(WIVB) — More Hollywood glitz and glam is making its way to The Queen City! A movie directed by Guillermo Del Toro will film in Buffalo Tuesday through the weekend.
Buffalo’s film commissioner Tim Clark said crews will mainly stay in the city of Buffalo.
The movie is called “Nightmare Alley” and stars Bradley Cooper. According to Searchlight Films, Cooper plays an ambitious young carny who gets together with a female psychiatrist to con people out of money.
The film will also star Rooney Mara, Willem Dafoe, Cate Blanchett, Ron Perlman and Richard Jenkins.
Nightmare Alley is mainly being filmed in Toronto, but Clark said Del Toro was drawn to Buffalo’s distinct architecture for some scenes in the movie.

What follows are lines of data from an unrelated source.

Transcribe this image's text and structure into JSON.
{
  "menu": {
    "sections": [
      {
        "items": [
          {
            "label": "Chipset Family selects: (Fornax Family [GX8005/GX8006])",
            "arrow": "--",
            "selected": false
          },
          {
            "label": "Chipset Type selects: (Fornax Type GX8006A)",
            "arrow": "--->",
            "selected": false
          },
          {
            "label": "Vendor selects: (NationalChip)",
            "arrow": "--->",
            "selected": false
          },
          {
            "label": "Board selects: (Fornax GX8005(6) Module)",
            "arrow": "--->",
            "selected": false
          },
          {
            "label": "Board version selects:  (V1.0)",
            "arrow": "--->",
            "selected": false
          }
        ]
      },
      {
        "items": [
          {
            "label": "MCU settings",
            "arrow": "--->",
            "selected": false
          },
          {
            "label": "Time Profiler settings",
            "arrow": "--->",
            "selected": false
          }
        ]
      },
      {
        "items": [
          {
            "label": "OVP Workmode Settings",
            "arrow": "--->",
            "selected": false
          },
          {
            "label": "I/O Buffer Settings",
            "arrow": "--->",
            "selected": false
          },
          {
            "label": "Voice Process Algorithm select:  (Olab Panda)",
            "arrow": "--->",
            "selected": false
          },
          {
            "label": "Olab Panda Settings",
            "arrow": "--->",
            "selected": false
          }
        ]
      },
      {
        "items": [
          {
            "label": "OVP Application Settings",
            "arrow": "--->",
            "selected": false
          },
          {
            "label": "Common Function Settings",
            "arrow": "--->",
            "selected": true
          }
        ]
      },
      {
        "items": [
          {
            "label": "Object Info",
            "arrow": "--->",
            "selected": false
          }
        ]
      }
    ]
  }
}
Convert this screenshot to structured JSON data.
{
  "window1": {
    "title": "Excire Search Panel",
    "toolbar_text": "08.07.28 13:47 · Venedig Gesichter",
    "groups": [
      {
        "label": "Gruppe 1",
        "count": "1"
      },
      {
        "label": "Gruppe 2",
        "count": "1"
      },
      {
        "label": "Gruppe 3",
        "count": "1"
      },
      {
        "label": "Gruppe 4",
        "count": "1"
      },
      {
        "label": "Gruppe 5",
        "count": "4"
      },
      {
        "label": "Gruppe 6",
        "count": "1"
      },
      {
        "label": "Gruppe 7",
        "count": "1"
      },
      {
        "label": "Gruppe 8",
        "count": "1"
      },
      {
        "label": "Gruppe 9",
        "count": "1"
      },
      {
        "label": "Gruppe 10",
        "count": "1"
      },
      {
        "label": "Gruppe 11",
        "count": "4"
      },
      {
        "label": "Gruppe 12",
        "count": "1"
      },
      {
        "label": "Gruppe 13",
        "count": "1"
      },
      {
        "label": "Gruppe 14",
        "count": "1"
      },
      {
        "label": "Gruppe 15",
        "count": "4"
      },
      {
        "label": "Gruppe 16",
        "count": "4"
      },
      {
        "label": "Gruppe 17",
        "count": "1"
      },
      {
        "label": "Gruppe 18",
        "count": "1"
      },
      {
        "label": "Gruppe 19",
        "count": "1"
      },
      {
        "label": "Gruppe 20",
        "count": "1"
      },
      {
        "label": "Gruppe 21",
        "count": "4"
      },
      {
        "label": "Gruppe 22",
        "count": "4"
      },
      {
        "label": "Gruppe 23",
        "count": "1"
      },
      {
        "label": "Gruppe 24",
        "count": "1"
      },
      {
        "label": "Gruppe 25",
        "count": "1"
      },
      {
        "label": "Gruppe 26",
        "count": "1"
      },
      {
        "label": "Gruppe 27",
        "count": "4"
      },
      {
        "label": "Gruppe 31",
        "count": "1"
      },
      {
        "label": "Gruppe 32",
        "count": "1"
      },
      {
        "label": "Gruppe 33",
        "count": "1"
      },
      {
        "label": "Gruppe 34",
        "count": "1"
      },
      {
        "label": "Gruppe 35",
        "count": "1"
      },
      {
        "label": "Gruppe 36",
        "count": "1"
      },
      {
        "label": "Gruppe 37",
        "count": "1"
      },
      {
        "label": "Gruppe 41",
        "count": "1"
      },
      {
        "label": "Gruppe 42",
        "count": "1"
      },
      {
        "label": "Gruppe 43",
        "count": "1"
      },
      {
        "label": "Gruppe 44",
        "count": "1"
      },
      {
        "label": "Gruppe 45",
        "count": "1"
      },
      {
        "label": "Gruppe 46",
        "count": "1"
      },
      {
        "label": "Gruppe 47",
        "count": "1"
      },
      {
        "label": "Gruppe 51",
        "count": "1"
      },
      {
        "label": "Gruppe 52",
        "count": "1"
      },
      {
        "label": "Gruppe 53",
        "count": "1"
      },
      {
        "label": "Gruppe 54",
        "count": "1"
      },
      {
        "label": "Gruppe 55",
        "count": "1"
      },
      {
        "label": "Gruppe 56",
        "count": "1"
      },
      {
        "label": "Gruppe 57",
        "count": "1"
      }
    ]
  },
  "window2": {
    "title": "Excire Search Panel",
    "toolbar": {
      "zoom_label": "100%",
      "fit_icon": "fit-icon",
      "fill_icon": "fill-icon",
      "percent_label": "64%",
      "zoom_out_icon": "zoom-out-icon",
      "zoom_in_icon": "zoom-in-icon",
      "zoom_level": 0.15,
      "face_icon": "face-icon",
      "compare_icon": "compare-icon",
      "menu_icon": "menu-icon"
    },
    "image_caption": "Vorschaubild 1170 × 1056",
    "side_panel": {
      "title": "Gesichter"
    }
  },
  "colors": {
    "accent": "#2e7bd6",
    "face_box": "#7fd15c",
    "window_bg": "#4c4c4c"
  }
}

“It’s really quite an important asset of ours to talk about when we sell this area for movie production,” Clark said about Buffalo’s architecture. “So many other communities have torn this sort of architecture down, but we’ve got a very active preservationist group here which was really smart in keeping it. This is in fact a period movie, and it fits in very, very well with what they’re looking for.”
Clark said more than 200 people were hired to do behind-the-scenes work for this week of filming. About half of them are from the area. And about 400 extras were also hired. The majority, or all, of the extras are from WNY.
Many local businesses will also benefit from the movie. That includes an antique store on Tonawanda Street, CooCooU. The 12,000 sq. ft. space holds thousands of mid-century modern pieces, and the set director for Nightmare Alley was extremely interested in some of the store’s furniture for the film.
“The movie was set in the late 30s, 40s, and I have a lot of art deco props, and whatnot, and statues and lighting and furniture for various sets they were putting together,” Michael Merisola said, the owner of CooCooU. “It’s fun for me to see it after it’s done. You look at it, and go, ‘there’s my dresser.’ So it’s kind of neat.”
Merisola also sold and rented furniture that was featured in The Shape of Water, A Quiet Place Part II, Marshall and other movies, commercials and shows.
“It leaves millions and millions of dollars,” Tim Clark said. “The tangible impact of a movie like this is staggering really. But the intangible is also staggering, because it allows our city to be portrayed really worldwide on the silver screen, on the big screen, and that’s something money really can’t buy.”